Amid all the recent printed freesheet drama, thelondonpaper.com has ceased, London Lite never really got going online (it only had an e-edition and londonlite.co.uk redirects to its Associated stablemate Metro.co.uk) and the Standard is still trying to figure out how to marry Standard.co.uk with ThisIsLondon’s mix of entertainment listings and lifestyle.
So what exactly is the job of a website for a medium, the freesheet, that’s intrinsically physical?
“The website works closely with the paper, reflecting the best of the printed product while covering breaking news throughout the day and giving our readers added value content through video, audio, and UGC,” says Battle.
“We want to inform and entertain our readers in equal measure and this balance is reflected throughout the site. We want Metro.co.uk to be their home where they can keep up to date with the latest news but also be informed on the best films and gigs to see. If we make them laugh through some of the quirkier stories found on Weird then all the better.”
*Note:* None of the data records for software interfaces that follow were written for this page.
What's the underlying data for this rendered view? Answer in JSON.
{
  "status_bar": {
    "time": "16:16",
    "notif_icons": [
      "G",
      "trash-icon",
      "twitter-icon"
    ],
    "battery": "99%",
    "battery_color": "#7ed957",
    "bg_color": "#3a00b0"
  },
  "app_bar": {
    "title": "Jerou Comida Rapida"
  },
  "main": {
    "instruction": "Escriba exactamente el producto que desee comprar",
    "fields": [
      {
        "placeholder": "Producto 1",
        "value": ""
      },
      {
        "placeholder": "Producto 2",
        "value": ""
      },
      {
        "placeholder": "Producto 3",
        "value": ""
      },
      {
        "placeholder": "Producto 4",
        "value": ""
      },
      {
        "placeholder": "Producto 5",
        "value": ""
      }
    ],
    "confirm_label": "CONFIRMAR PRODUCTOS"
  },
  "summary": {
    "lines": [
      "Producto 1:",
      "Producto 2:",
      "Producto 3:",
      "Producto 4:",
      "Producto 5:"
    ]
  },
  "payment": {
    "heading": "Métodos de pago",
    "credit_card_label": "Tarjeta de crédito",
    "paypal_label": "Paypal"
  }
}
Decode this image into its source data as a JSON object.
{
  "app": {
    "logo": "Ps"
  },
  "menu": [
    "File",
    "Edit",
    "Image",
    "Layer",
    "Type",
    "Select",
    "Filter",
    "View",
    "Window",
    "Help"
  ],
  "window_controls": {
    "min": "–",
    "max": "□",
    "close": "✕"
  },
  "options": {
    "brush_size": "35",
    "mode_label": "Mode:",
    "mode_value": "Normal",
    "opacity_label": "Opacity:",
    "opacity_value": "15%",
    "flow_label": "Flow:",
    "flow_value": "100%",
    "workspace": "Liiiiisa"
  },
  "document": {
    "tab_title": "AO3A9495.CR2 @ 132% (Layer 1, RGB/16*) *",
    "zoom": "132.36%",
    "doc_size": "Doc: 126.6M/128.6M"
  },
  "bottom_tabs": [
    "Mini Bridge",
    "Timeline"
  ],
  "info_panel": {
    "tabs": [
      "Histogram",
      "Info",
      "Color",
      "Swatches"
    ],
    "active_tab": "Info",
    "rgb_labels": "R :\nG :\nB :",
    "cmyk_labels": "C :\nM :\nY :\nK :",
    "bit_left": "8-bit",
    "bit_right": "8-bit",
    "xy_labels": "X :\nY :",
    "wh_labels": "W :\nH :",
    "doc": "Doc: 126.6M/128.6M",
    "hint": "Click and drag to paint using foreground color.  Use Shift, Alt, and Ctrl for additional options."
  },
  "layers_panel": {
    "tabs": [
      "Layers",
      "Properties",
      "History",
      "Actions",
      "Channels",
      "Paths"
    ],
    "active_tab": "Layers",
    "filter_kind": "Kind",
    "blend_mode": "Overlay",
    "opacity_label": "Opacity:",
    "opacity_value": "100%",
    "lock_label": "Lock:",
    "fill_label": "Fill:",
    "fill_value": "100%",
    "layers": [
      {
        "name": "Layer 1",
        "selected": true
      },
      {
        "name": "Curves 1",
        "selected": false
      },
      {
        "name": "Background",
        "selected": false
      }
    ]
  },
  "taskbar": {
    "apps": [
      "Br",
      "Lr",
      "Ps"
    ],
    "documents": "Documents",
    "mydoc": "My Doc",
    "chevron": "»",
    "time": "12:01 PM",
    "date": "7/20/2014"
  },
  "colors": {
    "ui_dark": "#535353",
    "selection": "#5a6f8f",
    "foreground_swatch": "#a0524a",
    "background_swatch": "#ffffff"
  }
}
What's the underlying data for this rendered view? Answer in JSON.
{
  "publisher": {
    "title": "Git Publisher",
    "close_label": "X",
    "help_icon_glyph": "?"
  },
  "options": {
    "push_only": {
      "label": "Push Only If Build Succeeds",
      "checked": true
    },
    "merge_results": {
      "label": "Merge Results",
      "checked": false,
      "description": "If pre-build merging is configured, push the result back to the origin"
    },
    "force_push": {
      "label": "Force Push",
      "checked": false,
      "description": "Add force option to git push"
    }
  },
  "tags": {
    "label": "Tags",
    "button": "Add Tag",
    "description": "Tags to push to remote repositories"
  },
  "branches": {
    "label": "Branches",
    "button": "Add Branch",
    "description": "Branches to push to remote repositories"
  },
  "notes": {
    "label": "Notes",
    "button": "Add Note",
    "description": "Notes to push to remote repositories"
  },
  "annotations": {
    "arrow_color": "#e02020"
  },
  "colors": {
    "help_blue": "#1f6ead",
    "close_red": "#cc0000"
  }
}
Before the relaunch, Battle claimed three million uniques for Metro.co.uk – surprisingly high, and nearly a third that of national Independent.co.uk, for example. But Metro.co.uk, like its printed counterpart, is now a UK-wide, rather than London-centric, publication.